It was a stormy weekend, both physically and politically, following the referendum decision for the UK to leave the EU, and the repercussions were buzzing in my head as I left home Saturday, into the grey June morning. A solo, relatively hilly (3200 m elevation) 200 km audax is a long while thinking.
Politics aside, it was a challenging trip to Witney in the morning. Riding itself was fine and the normal steady Audax pace churned out the miles easily, even the Bishop's Cleeve one in four. But the traffic was cruel, leaving me inches from death on three occasions. A small fledgling hadn't been so lucky and he flapped in the lane, broken-winged and doomed. I stopped to give him a quick end, but he managed to disappear into the undergrowth and out of site for good. It was with a heavy heart I left him to a long lingering death and finished the journey to Witney as the rain came and went.
Melancholy I sat and waited for my good friends Jen, Lee and their wonderful 4 year old Ruth. It wasn't long until they appeared, Ruth immediately brightening the day with her golden hair, huge smile and childhood innocence. Who cares about politics when there are first-ever bike rides to discuss, songs to sing and cuddles to demand? Kids have a way of reminding you what is important in the world, and the entire day felt so much more optimistic, even as you sit and wait out another rainstorm.
The journey back was under still-angry skies, with lightening and thunder rolling above my head, flash flooding dragging branches and stones down roads and spewing storm drains filling every hollow. And yet, the torrential rain skirted my route, never hitting full pelt as I watched the heart of the storm from a distance.

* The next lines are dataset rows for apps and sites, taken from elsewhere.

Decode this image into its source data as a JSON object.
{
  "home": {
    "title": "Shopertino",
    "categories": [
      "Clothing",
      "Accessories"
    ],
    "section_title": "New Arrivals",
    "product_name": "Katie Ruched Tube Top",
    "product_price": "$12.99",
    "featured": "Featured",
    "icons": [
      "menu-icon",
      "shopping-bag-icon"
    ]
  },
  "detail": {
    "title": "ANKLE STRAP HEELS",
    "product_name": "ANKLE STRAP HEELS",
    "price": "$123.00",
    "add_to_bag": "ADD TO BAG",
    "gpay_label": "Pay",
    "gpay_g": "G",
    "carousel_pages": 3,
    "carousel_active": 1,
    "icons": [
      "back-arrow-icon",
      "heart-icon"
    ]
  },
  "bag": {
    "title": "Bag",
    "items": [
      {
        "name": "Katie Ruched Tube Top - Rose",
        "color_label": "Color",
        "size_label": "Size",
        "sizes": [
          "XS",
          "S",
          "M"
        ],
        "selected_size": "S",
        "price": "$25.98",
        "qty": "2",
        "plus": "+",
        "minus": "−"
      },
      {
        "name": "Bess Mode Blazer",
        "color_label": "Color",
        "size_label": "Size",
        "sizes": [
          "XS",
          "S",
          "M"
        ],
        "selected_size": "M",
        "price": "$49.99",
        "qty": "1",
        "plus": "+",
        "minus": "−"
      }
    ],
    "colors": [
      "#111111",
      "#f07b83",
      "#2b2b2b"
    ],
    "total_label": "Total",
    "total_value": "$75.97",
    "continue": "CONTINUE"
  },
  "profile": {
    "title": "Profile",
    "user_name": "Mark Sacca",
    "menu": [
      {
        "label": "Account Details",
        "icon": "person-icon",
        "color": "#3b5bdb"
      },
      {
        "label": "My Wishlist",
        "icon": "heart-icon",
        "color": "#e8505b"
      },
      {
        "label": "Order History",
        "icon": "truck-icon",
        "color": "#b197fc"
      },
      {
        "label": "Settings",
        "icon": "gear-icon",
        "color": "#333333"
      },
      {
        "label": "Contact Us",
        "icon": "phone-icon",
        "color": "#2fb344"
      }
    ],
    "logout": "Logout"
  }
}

The most significant part of the route climbs relentlessly, first steadily up the lee side of the Cotswold outcrop before tangling up in the North Western folded hills of the Stroud District. Up down up down up down, then, just when you feel the need for a breather.....wooooooosssshhhh......one big descent and it's back on the flat plains of the Severn Valley, dodging Saturday shoppers in Gloucester and taking your life into your hands on the A40 cycleroute crossing. I breathed a sigh of relief as I made it to the central reservation, a speeding van only just missing my back wheel, and made a decision that this would be the last time of riding this route. It needs a rethink to avoid the nasty Cotswold traffic and useless Gloucester City infrastructure. However, it was still a good journey, both physically and metaphorically, and I arrived home feeling just about ready to take on whatever life throws my way in this tumultuous world.